• _Information supplied_:
==================================================
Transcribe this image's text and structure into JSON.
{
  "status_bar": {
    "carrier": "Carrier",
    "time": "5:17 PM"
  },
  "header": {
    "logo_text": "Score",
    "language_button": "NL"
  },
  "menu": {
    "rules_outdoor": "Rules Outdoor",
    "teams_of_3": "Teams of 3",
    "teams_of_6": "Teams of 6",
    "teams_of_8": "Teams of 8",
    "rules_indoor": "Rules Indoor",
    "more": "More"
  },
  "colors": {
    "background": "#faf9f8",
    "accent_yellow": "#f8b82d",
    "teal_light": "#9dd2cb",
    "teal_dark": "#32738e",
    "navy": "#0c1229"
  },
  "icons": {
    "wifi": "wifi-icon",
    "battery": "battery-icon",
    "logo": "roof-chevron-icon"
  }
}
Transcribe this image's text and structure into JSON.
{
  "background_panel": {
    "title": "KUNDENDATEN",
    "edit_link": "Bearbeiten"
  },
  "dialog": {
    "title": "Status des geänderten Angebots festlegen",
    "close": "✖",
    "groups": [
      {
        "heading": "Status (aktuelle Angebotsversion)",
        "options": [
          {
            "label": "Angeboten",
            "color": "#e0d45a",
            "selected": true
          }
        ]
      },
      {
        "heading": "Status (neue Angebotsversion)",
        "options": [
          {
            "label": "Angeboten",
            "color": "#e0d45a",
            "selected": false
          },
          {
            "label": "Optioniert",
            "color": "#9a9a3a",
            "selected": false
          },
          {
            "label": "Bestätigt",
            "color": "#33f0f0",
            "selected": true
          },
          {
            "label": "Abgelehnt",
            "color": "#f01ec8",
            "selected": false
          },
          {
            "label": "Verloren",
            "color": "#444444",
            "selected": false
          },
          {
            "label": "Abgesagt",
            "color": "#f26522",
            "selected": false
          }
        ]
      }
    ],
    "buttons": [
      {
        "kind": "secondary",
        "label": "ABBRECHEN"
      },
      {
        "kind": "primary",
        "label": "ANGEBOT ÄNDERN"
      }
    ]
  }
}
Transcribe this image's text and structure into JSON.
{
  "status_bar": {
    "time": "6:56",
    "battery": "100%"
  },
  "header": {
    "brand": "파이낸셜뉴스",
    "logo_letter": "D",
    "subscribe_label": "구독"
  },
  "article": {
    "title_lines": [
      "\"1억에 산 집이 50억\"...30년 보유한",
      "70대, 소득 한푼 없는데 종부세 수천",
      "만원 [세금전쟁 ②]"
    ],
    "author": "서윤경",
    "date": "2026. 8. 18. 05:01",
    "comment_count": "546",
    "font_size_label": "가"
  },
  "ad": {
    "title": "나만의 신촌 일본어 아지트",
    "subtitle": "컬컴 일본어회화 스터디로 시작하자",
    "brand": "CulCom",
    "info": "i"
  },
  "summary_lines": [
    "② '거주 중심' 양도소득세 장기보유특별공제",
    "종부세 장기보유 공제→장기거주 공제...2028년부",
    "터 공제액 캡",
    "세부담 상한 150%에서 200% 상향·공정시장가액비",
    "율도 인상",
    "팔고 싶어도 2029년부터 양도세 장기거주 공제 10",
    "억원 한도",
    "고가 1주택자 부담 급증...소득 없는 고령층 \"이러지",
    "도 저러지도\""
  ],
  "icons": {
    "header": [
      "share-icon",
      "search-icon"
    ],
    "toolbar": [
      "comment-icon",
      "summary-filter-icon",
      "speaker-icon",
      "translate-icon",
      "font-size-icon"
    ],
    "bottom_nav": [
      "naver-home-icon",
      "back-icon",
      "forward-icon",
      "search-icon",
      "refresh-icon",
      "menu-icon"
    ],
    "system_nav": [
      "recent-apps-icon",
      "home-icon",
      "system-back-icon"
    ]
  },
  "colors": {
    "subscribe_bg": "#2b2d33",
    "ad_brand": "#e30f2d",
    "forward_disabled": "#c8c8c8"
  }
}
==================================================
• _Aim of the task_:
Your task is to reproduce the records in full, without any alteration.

• _Task response_:
Transcribe this image's text and structure into JSON.
{
  "status_bar": {
    "carrier": "Carrier",
    "time": "5:17 PM"
  },
  "header": {
    "logo_text": "Score",
    "language_button": "NL"
  },
  "menu": {
    "rules_outdoor": "Rules Outdoor",
    "teams_of_3": "Teams of 3",
    "teams_of_6": "Teams of 6",
    "teams_of_8": "Teams of 8",
    "rules_indoor": "Rules Indoor",
    "more": "More"
  },
  "colors": {
    "background": "#faf9f8",
    "accent_yellow": "#f8b82d",
    "teal_light": "#9dd2cb",
    "teal_dark": "#32738e",
    "navy": "#0c1229"
  },
  "icons": {
    "wifi": "wifi-icon",
    "battery": "battery-icon",
    "logo": "roof-chevron-icon"
  }
}
Transcribe this image's text and structure into JSON.
{
  "background_panel": {
    "title": "KUNDENDATEN",
    "edit_link": "Bearbeiten"
  },
  "dialog": {
    "title": "Status des geänderten Angebots festlegen",
    "close": "✖",
    "groups": [
      {
        "heading": "Status (aktuelle Angebotsversion)",
        "options": [
          {
            "label": "Angeboten",
            "color": "#e0d45a",
            "selected": true
          }
        ]
      },
      {
        "heading": "Status (neue Angebotsversion)",
        "options": [
          {
            "label": "Angeboten",
            "color": "#e0d45a",
            "selected": false
          },
          {
            "label": "Optioniert",
            "color": "#9a9a3a",
            "selected": false
          },
          {
            "label": "Bestätigt",
            "color": "#33f0f0",
            "selected": true
          },
          {
            "label": "Abgelehnt",
            "color": "#f01ec8",
            "selected": false
          },
          {
            "label": "Verloren",
            "color": "#444444",
            "selected": false
          },
          {
            "label": "Abgesagt",
            "color": "#f26522",
            "selected": false
          }
        ]
      }
    ],
    "buttons": [
      {
        "kind": "secondary",
        "label": "ABBRECHEN"
      },
      {
        "kind": "primary",
        "label": "ANGEBOT ÄNDERN"
      }
    ]
  }
}
Transcribe this image's text and structure into JSON.
{
  "status_bar": {
    "time": "6:56",
    "battery": "100%"
  },
  "header": {
    "brand": "파이낸셜뉴스",
    "logo_letter": "D",
    "subscribe_label": "구독"
  },
  "article": {
    "title_lines": [
      "\"1억에 산 집이 50억\"...30년 보유한",
      "70대, 소득 한푼 없는데 종부세 수천",
      "만원 [세금전쟁 ②]"
    ],
    "author": "서윤경",
    "date": "2026. 8. 18. 05:01",
    "comment_count": "546",
    "font_size_label": "가"
  },
  "ad": {
    "title": "나만의 신촌 일본어 아지트",
    "subtitle": "컬컴 일본어회화 스터디로 시작하자",
    "brand": "CulCom",
    "info": "i"
  },
  "summary_lines": [
    "② '거주 중심' 양도소득세 장기보유특별공제",
    "종부세 장기보유 공제→장기거주 공제...2028년부",
    "터 공제액 캡",
    "세부담 상한 150%에서 200% 상향·공정시장가액비",
    "율도 인상",
    "팔고 싶어도 2029년부터 양도세 장기거주 공제 10",
    "억원 한도",
    "고가 1주택자 부담 급증...소득 없는 고령층 \"이러지",
    "도 저러지도\""
  ],
  "icons": {
    "header": [
      "share-icon",
      "search-icon"
    ],
    "toolbar": [
      "comment-icon",
      "summary-filter-icon",
      "speaker-icon",
      "translate-icon",
      "font-size-icon"
    ],
    "bottom_nav": [
      "naver-home-icon",
      "back-icon",
      "forward-icon",
      "search-icon",
      "refresh-icon",
      "menu-icon"
    ],
    "system_nav": [
      "recent-apps-icon",
      "home-icon",
      "system-back-icon"
    ]
  },
  "colors": {
    "subscribe_bg": "#2b2d33",
    "ad_brand": "#e30f2d",
    "forward_disabled": "#c8c8c8"
  }
}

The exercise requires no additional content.